§ Exercise instructions: What lines of the data below include the word "JSON"? Report them by copying each.

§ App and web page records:
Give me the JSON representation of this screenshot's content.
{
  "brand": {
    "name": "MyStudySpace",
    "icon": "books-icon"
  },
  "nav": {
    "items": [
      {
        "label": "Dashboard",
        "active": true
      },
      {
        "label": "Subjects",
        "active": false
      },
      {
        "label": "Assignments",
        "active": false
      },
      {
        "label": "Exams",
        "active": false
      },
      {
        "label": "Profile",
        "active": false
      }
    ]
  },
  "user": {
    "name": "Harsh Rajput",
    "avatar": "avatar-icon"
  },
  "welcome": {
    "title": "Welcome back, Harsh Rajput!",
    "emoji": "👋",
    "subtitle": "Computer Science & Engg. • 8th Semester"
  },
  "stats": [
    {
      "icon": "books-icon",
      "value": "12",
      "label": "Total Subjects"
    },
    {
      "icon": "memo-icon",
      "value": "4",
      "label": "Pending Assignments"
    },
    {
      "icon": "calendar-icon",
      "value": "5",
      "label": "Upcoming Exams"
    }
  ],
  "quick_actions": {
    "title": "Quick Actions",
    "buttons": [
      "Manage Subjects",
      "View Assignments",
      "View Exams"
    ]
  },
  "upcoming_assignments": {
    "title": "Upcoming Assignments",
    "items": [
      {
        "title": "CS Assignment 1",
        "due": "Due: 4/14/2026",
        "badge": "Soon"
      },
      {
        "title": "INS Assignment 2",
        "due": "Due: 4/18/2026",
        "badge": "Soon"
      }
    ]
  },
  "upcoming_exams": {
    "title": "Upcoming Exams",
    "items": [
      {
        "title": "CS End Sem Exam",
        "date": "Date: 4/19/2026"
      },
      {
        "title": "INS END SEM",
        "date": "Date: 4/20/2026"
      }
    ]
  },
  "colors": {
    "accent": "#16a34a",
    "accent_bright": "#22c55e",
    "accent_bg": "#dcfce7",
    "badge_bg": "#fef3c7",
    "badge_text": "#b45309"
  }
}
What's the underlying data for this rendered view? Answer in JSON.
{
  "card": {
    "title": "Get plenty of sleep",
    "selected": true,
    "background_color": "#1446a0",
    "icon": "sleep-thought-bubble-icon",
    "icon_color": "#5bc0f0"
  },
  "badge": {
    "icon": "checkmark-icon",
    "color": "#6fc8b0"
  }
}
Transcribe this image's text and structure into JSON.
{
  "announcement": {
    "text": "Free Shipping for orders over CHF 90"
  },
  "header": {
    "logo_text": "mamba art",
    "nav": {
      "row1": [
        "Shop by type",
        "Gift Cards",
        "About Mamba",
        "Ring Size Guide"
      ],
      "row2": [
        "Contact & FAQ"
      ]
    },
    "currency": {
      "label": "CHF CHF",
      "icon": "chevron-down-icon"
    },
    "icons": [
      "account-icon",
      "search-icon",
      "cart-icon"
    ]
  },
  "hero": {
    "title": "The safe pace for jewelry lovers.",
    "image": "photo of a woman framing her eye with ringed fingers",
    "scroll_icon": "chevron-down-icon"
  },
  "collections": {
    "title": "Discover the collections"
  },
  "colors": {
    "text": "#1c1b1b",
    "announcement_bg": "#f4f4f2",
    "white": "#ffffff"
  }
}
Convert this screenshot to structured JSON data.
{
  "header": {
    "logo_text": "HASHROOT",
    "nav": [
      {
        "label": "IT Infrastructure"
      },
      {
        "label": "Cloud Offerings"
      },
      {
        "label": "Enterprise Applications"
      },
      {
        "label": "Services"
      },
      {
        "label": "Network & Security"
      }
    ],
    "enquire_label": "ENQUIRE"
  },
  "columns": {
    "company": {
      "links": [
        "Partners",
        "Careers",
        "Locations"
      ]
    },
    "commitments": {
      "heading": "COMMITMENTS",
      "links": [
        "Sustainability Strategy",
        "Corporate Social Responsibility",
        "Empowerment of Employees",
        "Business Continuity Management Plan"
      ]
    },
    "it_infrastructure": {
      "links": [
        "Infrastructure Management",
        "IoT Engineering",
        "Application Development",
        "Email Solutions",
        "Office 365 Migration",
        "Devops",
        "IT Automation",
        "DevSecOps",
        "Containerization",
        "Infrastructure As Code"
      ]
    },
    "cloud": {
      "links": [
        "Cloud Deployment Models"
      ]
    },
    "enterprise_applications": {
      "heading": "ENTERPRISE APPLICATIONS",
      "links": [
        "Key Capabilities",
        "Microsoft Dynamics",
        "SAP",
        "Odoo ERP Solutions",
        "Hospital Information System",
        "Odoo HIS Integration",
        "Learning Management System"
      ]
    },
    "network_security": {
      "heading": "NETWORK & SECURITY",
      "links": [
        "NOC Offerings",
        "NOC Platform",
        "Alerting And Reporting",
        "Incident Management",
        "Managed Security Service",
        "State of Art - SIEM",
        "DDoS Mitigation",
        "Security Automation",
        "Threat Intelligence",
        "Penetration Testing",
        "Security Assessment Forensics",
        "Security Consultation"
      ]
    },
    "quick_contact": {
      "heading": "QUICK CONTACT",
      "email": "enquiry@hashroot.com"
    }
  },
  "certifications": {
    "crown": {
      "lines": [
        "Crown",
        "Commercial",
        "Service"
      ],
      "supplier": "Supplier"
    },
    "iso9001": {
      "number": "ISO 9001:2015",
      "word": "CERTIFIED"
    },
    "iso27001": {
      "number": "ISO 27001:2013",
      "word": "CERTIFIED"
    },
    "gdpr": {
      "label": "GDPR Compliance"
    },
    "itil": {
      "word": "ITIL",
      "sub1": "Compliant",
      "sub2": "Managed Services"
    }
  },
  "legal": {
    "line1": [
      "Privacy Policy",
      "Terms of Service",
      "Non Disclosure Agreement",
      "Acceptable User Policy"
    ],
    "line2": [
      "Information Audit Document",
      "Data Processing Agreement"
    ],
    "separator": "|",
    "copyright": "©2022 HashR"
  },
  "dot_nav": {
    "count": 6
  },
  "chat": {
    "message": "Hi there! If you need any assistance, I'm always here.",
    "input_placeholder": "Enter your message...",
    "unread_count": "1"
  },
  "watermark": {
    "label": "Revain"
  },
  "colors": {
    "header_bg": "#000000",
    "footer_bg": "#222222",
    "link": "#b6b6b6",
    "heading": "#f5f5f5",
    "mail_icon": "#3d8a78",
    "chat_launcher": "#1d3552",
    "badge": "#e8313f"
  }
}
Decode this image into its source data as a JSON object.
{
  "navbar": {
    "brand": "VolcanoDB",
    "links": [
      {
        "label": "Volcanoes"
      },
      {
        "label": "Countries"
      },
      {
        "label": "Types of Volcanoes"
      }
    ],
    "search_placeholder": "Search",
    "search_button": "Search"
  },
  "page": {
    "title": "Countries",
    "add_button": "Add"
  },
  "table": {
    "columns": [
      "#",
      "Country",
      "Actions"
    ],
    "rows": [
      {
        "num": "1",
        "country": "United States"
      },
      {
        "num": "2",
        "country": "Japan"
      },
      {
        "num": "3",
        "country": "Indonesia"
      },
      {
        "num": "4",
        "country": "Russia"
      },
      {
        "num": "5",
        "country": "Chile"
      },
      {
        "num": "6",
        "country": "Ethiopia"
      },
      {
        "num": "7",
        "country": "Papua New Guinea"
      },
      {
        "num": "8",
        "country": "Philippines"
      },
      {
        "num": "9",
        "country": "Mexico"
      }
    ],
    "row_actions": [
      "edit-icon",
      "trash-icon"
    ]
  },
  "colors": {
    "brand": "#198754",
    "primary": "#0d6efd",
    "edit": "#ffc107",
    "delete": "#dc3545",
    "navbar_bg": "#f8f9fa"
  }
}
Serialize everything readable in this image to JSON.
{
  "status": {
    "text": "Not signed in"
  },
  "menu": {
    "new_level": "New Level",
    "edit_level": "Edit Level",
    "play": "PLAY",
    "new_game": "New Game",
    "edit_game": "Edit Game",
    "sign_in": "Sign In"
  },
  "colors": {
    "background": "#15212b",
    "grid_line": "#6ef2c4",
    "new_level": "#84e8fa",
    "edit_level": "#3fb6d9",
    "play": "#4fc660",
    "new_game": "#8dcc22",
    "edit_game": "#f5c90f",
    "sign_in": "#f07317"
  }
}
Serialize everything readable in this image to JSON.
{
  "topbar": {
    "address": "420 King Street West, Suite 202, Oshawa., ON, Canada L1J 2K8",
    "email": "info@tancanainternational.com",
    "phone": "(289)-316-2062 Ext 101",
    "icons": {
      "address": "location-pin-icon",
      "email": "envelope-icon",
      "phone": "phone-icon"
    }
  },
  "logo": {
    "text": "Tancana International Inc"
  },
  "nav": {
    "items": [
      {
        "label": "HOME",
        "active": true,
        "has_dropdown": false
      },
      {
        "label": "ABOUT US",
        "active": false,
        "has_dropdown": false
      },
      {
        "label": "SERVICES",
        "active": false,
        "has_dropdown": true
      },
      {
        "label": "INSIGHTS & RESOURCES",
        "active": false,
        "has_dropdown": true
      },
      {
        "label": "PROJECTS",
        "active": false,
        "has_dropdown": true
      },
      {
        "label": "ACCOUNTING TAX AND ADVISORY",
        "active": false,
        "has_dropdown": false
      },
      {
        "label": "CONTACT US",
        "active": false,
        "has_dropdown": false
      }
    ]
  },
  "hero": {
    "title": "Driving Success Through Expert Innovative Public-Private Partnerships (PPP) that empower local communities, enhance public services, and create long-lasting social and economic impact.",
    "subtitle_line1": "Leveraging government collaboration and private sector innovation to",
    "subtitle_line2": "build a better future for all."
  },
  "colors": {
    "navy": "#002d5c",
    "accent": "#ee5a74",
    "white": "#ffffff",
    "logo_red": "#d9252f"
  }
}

§ Answer box:
Give me the JSON representation of this screenshot's content.
What's the underlying data for this rendered view? Answer in JSON.
Transcribe this image's text and structure into JSON.
Convert this screenshot to structured JSON data.
Decode this image into its source data as a JSON object.
Serialize everything readable in this image to JSON.
Serialize everything readable in this image to JSON.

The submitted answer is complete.